◆ PROBLEM: If a line below holds the word "name", count it; then say how many such lines there are and nothing else.

◆ DATA:
+--

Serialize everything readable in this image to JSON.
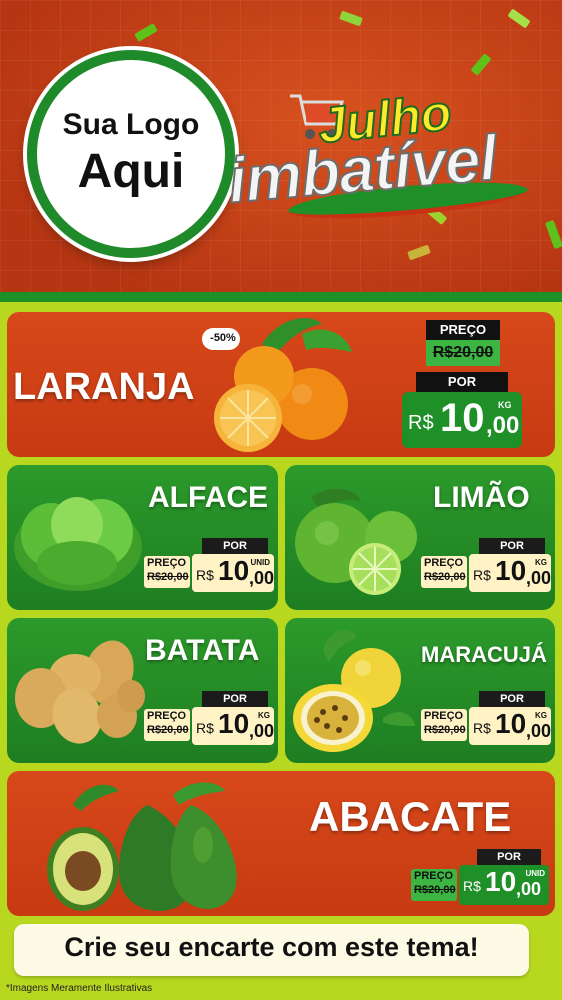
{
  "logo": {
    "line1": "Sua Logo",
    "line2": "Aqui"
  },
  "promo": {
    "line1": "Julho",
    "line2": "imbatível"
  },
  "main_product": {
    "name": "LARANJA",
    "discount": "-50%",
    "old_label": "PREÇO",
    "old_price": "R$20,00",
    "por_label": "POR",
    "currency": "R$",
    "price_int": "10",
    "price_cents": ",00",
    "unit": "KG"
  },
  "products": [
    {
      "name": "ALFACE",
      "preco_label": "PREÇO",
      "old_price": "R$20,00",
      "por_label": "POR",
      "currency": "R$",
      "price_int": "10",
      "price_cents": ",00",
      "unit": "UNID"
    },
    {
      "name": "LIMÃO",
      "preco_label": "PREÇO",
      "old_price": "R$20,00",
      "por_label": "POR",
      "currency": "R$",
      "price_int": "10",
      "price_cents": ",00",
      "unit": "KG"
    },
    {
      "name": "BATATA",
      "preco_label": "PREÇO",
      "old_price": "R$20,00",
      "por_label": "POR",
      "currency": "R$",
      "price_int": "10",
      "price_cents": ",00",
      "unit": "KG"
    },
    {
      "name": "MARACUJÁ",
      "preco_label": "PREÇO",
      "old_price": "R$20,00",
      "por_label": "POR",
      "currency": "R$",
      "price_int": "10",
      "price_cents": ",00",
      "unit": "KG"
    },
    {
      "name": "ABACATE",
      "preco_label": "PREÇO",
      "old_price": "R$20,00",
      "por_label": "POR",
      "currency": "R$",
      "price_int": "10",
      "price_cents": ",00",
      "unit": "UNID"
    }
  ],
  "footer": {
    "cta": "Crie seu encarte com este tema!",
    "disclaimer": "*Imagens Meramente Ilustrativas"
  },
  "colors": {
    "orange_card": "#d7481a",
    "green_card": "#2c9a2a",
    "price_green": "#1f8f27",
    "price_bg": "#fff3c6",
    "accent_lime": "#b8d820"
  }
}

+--

◆ ANSWER TO THE EXERCISE: 6